Find every line in the records below that holds the word "icon", and copy it out.

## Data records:
BEGIN

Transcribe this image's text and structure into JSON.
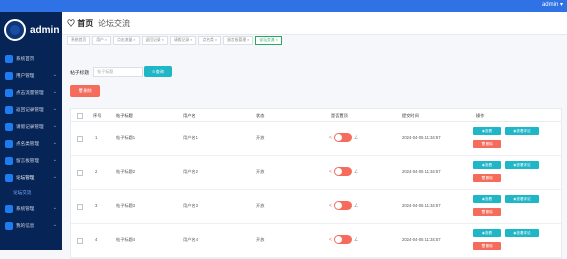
{
  "topbar": {
    "user": "admin ▾"
  },
  "sidebar": {
    "brand": "admin",
    "items": [
      {
        "label": "系统首页",
        "icon": "home-icon",
        "caret": false
      },
      {
        "label": "用户管理",
        "icon": "user-icon",
        "caret": true
      },
      {
        "label": "点击流量管理",
        "icon": "chart-icon",
        "caret": true
      },
      {
        "label": "返回记录管理",
        "icon": "list-icon",
        "caret": true
      },
      {
        "label": "请假记录管理",
        "icon": "doc-icon",
        "caret": true
      },
      {
        "label": "点名类管理",
        "icon": "tag-icon",
        "caret": true
      },
      {
        "label": "留言板管理",
        "icon": "msg-icon",
        "caret": true
      },
      {
        "label": "论坛管理",
        "icon": "forum-icon",
        "caret": true,
        "active": true
      },
      {
        "label": "系统管理",
        "icon": "gear-icon",
        "caret": true
      },
      {
        "label": "我的信息",
        "icon": "profile-icon",
        "caret": true
      }
    ],
    "sub_item": "论坛交流"
  },
  "header": {
    "home": "首页",
    "title": "论坛交流"
  },
  "tabs": [
    "系统首页",
    "用户 ×",
    "点击流量 ×",
    "返回记录 ×",
    "请假记录 ×",
    "点名类 ×",
    "留言板管理 ×",
    "论坛交流 ×"
  ],
  "search": {
    "label": "帖子标题",
    "placeholder": "帖子标题",
    "button": "查询"
  },
  "delete_button": "删除",
  "table": {
    "headers": [
      "",
      "序号",
      "帖子标题",
      "用户名",
      "状态",
      "是否置顶",
      "提交时间",
      "操作"
    ],
    "rows": [
      {
        "no": "1",
        "title": "帖子标题1",
        "user": "用户名1",
        "status": "开放",
        "time": "2024-04-05 11:34:57"
      },
      {
        "no": "2",
        "title": "帖子标题2",
        "user": "用户名2",
        "status": "开放",
        "time": "2024-04-05 11:34:57"
      },
      {
        "no": "3",
        "title": "帖子标题3",
        "user": "用户名3",
        "status": "开放",
        "time": "2024-04-05 11:34:57"
      },
      {
        "no": "4",
        "title": "帖子标题4",
        "user": "用户名4",
        "status": "开放",
        "time": "2024-04-05 11:34:57"
      }
    ],
    "actions": {
      "view": "查看",
      "view_comments": "查看评论",
      "delete": "删除"
    }
  },
  "colors": {
    "sidebar": "#062455",
    "topbar": "#2e72e6",
    "teal": "#1fb6c8",
    "red": "#f56c5c",
    "active_tab": "#2aa760"
  }
}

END

## WRITTEN SOLUTION:
        "icon": "home-icon",
        "icon": "user-icon",
        "icon": "chart-icon",
        "icon": "list-icon",
        "icon": "doc-icon",
        "icon": "tag-icon",
        "icon": "msg-icon",
        "icon": "forum-icon",
        "icon": "gear-icon",
        "icon": "profile-icon",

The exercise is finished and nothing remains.